[Entries from a dataset of interfaces]
□ □ □ □
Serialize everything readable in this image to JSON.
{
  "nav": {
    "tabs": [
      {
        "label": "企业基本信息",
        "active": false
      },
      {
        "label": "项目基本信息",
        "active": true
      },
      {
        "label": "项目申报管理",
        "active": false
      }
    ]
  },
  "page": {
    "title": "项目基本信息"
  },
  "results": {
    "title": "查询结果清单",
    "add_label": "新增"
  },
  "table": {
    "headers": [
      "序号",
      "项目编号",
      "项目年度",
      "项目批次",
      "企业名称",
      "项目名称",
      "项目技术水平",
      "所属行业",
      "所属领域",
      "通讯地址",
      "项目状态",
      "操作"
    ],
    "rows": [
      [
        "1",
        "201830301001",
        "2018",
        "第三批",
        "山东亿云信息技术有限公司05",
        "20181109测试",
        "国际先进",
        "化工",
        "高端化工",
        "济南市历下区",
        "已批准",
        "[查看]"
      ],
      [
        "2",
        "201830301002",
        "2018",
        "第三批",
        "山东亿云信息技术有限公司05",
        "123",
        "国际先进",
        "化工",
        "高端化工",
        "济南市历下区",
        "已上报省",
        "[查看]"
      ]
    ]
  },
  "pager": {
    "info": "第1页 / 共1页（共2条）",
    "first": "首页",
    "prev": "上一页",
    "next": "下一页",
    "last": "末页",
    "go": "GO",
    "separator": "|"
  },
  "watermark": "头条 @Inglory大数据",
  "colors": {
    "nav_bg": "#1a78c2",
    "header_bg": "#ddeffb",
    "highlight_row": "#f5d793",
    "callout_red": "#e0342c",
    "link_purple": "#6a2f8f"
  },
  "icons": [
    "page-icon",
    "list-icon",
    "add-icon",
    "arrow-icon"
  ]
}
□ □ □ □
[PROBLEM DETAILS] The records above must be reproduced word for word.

[ANSWER SPACE]
Serialize everything readable in this image to JSON.
{
  "nav": {
    "tabs": [
      {
        "label": "企业基本信息",
        "active": false
      },
      {
        "label": "项目基本信息",
        "active": true
      },
      {
        "label": "项目申报管理",
        "active": false
      }
    ]
  },
  "page": {
    "title": "项目基本信息"
  },
  "results": {
    "title": "查询结果清单",
    "add_label": "新增"
  },
  "table": {
    "headers": [
      "序号",
      "项目编号",
      "项目年度",
      "项目批次",
      "企业名称",
      "项目名称",
      "项目技术水平",
      "所属行业",
      "所属领域",
      "通讯地址",
      "项目状态",
      "操作"
    ],
    "rows": [
      [
        "1",
        "201830301001",
        "2018",
        "第三批",
        "山东亿云信息技术有限公司05",
        "20181109测试",
        "国际先进",
        "化工",
        "高端化工",
        "济南市历下区",
        "已批准",
        "[查看]"
      ],
      [
        "2",
        "201830301002",
        "2018",
        "第三批",
        "山东亿云信息技术有限公司05",
        "123",
        "国际先进",
        "化工",
        "高端化工",
        "济南市历下区",
        "已上报省",
        "[查看]"
      ]
    ]
  },
  "pager": {
    "info": "第1页 / 共1页（共2条）",
    "first": "首页",
    "prev": "上一页",
    "next": "下一页",
    "last": "末页",
    "go": "GO",
    "separator": "|"
  },
  "watermark": "头条 @Inglory大数据",
  "colors": {
    "nav_bg": "#1a78c2",
    "header_bg": "#ddeffb",
    "highlight_row": "#f5d793",
    "callout_red": "#e0342c",
    "link_purple": "#6a2f8f"
  },
  "icons": [
    "page-icon",
    "list-icon",
    "add-icon",
    "arrow-icon"
  ]
}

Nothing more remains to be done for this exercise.